He didn’t offer specific examples when asked, saying he “didn’t want to be political here, I want to be structural.”

Beyond the FISA issue, when asked about public trust in the judiciary Ashcroft suggested the courts were not the problem. Gallup polling has shown a steady decline in the public’s “job approval” rating for the Supreme Court to an all-time low of 47% in 2022.

He called the Constitution the “core safeguard” of the U.S.’s political process and said it sometimes “rescues us from decisions that we might make with an overwhelming majority, but decisions that would not safeguard the liberty of America,” he said. The Constitution is designed to make sure that even an aggressive democracy does not infringe the liberties of the American people.”

That extends to a rising number of calls to “cancel” or suppress the expression of views people on one side of an ideological or cultural divide might deem damaging enough to silence.

The Constitution “protects the people I’m working with and sometimes the people I’m working against, but it’s uniform,” Ashcroft said. He said protecting the Constitution is key to maintaining liberty, which he called a key to America’s success as a society.

“I used to think when I was a boy that America is great because we were better than other people. Americans aren’t better than other people. We are other people.
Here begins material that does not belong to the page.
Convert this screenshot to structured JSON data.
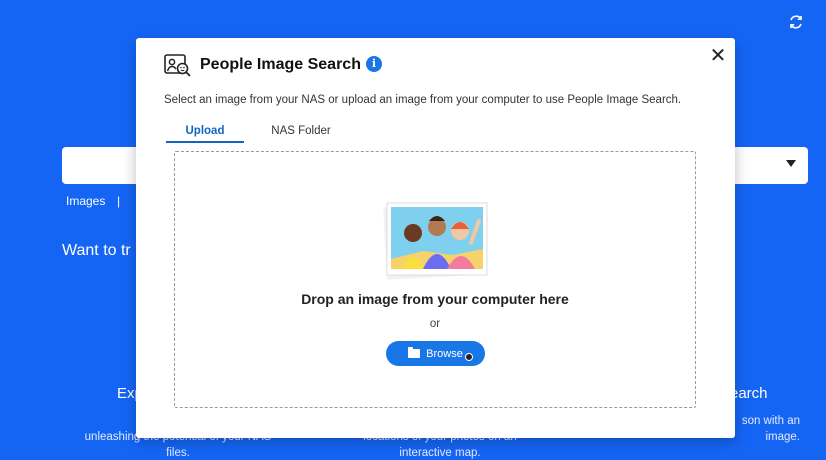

The difference that America has is that we are people who live in liberty, so that creativity, productivity, industry and prosperity can flourish.

“That’s based on an equal opportunity for people and the idea that we award benefit to people who can be the most valuable to our culture.”